1. It deprives constituents of fully devoted representation
When officials take an oath of office, they are bound to fulfill that oath and dedicate their attention and activities on behalf of their constituency. By campaigning for any office other than for re-election, a politician’s time is spent away from and focused on something other than their present duties. It’s political adultery. If employers do not allow vital employees to work within the same field for another employer, because of inherent conflicts of interest, then why should politicians be exempt from this moral principle of responsibility?
2. It stops political springboarding
Given #1, constituencies may be seen as merely springboard positions to leverage into higher aspirations. For instance, it’s difficult to take Senator Barack Obama seriously as a fully dedicated Senator for the people of Illinois within his district with only 143 working days in office, and with many absent votes.
Legally, there is the question of fulfilling a fiduciary duty, when a politician wanders off to campaign for another office.

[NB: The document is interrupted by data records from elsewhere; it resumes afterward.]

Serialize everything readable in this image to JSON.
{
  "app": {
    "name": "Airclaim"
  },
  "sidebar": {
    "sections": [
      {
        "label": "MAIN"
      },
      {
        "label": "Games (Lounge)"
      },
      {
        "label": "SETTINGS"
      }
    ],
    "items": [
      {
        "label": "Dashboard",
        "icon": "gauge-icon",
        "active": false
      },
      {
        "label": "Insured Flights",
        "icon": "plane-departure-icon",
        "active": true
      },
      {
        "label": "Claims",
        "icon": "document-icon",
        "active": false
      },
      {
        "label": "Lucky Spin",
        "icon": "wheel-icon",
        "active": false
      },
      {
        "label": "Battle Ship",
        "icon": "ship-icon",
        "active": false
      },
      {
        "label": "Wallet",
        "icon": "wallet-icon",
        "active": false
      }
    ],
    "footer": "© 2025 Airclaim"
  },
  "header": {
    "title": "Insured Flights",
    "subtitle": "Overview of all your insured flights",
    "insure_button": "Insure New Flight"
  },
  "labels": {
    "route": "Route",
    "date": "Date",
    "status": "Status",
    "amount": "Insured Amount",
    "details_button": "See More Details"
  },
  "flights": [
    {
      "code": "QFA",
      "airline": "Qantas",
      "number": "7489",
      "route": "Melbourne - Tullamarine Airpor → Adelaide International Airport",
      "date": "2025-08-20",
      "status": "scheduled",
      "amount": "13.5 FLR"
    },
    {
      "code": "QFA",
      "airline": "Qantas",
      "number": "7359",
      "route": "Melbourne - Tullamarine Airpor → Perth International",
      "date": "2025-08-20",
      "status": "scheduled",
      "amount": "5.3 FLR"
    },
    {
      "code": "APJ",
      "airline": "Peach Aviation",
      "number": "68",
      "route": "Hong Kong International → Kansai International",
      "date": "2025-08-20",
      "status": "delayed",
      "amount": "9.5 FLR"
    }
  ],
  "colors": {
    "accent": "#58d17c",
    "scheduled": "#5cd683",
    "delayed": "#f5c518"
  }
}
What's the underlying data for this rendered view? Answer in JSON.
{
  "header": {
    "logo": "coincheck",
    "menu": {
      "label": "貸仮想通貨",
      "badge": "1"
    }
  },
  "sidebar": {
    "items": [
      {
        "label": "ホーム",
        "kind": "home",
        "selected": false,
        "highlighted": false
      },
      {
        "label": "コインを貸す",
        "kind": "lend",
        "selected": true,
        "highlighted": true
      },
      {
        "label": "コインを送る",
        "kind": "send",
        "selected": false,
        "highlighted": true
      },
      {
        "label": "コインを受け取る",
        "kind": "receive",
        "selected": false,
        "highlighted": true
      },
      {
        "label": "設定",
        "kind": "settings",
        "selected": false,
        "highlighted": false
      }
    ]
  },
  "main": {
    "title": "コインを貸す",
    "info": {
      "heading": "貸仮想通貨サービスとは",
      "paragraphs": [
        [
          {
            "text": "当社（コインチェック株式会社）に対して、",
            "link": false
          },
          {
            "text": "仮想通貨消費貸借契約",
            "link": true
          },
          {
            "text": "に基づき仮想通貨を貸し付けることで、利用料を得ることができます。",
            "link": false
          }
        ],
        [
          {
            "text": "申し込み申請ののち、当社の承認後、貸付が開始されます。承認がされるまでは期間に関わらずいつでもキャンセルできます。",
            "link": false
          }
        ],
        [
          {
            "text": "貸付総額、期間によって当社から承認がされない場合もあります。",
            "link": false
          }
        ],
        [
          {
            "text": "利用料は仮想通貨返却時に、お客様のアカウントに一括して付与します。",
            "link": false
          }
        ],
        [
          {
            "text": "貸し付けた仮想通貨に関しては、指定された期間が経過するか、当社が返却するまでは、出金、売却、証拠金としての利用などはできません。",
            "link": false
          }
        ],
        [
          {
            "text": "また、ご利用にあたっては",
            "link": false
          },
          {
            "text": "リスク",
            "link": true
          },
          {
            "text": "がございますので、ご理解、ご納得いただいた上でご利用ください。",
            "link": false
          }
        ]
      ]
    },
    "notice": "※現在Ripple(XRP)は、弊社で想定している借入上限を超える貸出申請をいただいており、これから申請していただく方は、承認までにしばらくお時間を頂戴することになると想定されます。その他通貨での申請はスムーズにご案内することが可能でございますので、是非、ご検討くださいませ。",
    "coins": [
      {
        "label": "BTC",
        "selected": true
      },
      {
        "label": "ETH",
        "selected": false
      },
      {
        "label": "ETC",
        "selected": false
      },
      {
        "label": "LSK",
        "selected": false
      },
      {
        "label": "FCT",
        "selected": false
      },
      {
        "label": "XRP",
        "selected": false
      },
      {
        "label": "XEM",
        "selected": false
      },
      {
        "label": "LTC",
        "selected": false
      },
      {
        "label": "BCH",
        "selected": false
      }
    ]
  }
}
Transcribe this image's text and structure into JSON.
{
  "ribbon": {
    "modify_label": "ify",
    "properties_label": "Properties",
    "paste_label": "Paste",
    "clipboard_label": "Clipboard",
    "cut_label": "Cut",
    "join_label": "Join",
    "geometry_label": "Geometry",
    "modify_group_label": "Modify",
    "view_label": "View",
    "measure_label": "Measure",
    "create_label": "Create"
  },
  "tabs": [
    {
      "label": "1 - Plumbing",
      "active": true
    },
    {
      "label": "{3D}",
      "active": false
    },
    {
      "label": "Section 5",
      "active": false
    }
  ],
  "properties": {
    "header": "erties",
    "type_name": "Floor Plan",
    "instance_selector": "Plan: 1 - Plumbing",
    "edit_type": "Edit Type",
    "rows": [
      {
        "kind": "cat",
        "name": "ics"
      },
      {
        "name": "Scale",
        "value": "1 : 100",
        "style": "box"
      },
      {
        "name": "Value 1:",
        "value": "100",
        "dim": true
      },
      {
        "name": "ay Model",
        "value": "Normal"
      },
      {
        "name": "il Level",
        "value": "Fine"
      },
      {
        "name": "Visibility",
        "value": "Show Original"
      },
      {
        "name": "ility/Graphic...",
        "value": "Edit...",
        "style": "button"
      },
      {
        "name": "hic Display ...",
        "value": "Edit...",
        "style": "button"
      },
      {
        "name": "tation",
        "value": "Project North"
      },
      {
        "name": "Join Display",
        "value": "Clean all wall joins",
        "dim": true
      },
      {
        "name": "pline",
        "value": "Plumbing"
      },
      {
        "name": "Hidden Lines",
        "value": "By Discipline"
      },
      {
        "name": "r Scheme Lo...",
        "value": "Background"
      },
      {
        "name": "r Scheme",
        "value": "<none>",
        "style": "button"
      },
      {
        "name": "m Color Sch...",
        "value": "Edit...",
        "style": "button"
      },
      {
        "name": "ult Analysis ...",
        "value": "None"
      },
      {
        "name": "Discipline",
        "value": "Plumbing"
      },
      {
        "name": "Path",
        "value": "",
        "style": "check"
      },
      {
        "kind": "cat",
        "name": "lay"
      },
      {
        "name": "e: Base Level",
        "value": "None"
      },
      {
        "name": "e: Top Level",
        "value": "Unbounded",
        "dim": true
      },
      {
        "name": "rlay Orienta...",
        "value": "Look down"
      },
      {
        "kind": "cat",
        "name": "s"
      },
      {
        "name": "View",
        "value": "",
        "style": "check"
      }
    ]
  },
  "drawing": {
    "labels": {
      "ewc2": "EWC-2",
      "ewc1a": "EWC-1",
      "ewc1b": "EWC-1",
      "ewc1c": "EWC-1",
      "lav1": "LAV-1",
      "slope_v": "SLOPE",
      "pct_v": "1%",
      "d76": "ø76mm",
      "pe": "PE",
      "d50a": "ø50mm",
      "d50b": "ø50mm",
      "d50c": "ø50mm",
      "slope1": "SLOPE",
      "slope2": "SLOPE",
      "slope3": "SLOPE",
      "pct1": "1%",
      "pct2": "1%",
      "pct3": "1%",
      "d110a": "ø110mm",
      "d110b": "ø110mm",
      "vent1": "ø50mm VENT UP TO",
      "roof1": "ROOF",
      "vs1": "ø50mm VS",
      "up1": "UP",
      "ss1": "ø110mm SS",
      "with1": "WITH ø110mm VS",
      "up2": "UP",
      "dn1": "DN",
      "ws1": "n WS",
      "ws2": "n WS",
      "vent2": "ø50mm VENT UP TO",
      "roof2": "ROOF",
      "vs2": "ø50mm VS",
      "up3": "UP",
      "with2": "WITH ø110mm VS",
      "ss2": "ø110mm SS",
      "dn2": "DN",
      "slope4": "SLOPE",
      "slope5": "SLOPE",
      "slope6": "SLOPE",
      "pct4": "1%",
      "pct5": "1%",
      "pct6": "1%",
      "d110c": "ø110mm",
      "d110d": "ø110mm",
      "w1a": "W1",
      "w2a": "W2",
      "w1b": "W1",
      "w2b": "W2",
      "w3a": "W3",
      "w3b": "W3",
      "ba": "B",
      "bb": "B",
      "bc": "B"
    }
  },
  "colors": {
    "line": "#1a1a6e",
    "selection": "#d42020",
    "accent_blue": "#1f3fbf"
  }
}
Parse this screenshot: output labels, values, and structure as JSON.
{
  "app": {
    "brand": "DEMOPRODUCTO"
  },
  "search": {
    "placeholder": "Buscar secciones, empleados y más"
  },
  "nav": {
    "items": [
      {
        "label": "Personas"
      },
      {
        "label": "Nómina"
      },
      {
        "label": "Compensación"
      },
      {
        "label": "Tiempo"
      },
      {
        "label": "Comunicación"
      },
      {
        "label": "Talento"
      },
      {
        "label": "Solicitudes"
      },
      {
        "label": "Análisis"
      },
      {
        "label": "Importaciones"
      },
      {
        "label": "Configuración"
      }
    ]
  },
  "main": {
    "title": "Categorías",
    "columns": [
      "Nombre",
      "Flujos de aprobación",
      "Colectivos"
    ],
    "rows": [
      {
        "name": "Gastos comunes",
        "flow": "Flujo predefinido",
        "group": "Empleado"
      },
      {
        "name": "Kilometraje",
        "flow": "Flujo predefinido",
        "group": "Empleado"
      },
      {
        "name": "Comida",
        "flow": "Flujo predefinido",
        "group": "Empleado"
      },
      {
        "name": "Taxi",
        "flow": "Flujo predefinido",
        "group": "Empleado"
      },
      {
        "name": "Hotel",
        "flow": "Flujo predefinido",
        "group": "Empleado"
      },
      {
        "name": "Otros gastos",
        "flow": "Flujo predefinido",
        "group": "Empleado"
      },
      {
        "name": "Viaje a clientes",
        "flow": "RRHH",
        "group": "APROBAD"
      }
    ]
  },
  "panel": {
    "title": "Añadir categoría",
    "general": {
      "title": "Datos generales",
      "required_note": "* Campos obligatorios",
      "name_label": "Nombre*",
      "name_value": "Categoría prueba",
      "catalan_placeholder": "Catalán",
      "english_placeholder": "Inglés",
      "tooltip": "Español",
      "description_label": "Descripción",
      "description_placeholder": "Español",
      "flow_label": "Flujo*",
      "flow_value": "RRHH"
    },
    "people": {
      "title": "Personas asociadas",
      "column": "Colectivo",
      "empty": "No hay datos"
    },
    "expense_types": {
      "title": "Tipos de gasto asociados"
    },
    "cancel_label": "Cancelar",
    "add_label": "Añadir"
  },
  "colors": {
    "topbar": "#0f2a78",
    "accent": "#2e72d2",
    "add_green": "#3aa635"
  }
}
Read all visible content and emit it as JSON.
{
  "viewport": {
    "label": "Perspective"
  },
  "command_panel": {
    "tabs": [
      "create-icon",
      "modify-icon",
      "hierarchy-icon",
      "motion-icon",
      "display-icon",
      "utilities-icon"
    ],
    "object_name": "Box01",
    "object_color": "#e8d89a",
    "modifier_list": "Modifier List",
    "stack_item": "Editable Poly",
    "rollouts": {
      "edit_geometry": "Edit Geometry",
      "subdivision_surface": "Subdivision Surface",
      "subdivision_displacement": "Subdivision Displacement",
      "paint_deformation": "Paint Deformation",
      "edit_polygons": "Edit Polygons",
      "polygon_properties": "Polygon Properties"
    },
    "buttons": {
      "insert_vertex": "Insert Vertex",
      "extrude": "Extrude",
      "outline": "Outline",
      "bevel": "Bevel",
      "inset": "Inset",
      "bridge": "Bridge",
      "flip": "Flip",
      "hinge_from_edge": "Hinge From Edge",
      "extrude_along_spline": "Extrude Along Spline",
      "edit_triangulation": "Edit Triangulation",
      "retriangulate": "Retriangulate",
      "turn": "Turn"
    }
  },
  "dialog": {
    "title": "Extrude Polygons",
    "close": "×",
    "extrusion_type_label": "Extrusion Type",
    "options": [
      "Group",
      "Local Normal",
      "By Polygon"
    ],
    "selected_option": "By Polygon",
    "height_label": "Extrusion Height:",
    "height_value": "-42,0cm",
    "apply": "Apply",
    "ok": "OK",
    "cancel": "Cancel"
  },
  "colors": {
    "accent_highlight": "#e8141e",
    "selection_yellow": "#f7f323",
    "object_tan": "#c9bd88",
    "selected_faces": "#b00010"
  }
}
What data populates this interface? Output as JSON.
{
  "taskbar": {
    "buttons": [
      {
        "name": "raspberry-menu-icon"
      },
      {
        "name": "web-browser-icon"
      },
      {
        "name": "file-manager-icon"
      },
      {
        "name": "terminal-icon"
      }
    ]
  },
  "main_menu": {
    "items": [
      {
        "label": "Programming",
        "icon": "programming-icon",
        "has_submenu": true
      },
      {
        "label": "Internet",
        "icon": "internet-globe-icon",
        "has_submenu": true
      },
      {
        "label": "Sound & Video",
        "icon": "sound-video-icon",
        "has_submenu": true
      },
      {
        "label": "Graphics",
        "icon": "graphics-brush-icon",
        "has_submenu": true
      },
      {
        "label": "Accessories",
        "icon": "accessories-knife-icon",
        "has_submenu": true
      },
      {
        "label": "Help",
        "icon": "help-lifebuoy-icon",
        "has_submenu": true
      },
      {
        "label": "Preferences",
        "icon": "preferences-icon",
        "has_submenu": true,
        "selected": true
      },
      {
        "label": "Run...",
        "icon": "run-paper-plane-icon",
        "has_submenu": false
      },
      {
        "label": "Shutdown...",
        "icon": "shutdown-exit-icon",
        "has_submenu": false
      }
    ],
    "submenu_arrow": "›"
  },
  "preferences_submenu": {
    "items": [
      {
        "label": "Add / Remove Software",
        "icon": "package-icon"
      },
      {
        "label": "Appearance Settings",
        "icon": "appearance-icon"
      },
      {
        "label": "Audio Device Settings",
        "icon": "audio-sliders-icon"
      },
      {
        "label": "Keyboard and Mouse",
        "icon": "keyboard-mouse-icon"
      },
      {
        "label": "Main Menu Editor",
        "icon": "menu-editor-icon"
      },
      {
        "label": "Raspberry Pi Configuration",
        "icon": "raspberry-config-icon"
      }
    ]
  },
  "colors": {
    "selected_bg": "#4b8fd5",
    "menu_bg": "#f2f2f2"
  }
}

However, if the office being campaigned for is reelection, then obviously, time spent exploring and discussing the relevant issues is in-line with the duties and responsibilities of the office, because the campaign process both informs the electorate and provides a means for feedback regarding their own concerns.